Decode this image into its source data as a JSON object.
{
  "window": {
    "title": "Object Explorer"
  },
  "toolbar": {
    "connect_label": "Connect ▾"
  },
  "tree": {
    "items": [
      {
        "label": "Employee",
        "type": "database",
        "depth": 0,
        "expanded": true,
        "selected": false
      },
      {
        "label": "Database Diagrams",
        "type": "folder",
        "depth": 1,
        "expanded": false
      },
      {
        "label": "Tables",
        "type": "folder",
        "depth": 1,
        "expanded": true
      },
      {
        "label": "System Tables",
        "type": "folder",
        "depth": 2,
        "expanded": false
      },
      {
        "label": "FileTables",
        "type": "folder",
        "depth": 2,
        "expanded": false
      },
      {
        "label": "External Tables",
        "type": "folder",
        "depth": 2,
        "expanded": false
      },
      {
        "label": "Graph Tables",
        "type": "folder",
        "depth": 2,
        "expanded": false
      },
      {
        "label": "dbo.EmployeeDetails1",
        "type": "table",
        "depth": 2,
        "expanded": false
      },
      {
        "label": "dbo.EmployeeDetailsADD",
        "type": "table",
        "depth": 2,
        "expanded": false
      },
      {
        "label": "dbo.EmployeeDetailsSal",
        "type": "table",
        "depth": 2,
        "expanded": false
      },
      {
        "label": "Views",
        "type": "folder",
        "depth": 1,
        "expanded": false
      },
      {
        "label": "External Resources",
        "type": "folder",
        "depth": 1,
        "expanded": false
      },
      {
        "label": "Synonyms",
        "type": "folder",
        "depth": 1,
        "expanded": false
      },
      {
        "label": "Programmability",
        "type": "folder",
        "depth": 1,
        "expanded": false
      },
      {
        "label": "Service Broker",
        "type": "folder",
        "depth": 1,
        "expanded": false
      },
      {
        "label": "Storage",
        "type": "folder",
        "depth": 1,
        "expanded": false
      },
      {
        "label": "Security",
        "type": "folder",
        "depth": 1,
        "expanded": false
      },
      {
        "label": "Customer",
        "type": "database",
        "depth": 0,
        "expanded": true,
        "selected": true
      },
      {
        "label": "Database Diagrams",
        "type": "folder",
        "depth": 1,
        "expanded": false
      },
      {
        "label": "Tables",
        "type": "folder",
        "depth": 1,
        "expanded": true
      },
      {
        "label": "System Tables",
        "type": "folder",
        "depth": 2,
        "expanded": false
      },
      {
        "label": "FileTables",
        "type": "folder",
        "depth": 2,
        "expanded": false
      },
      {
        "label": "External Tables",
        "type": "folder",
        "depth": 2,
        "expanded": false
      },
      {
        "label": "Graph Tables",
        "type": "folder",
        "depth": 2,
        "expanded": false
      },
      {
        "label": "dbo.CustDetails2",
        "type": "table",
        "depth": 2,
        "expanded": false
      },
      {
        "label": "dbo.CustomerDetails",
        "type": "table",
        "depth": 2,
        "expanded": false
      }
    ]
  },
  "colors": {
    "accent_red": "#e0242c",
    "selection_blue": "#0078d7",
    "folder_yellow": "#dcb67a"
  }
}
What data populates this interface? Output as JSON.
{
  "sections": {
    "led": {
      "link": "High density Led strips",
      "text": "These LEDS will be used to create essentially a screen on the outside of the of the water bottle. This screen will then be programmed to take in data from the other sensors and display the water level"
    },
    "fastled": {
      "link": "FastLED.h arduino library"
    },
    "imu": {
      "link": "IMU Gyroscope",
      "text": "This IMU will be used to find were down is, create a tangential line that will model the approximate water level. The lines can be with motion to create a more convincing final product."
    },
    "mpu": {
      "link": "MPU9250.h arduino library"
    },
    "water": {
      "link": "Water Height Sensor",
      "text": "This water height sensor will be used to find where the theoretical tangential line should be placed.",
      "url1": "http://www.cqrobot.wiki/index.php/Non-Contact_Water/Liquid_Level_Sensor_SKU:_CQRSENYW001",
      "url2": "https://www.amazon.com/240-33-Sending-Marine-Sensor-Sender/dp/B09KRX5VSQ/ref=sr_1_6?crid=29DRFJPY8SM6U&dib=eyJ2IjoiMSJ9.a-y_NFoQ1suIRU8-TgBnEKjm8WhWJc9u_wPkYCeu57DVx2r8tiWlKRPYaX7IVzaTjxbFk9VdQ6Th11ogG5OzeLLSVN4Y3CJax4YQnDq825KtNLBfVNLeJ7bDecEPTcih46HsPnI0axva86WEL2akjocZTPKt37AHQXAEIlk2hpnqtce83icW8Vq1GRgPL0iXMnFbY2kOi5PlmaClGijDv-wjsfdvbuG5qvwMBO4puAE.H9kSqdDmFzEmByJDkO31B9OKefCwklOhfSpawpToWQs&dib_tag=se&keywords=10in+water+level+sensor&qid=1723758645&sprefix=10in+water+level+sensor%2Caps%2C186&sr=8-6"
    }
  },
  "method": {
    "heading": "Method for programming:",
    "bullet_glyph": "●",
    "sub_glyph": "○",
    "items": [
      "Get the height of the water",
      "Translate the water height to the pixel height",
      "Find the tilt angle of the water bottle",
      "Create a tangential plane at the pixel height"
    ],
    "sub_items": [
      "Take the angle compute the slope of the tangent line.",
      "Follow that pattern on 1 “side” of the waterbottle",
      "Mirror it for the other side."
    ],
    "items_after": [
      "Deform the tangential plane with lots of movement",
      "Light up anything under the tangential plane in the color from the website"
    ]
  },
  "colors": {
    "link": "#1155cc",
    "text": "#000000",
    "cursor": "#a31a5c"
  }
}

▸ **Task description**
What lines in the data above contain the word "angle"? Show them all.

▸ **Response area**
      "Find the tilt angle of the water bottle",
      "Take the angle compute the slope of the tangent line.",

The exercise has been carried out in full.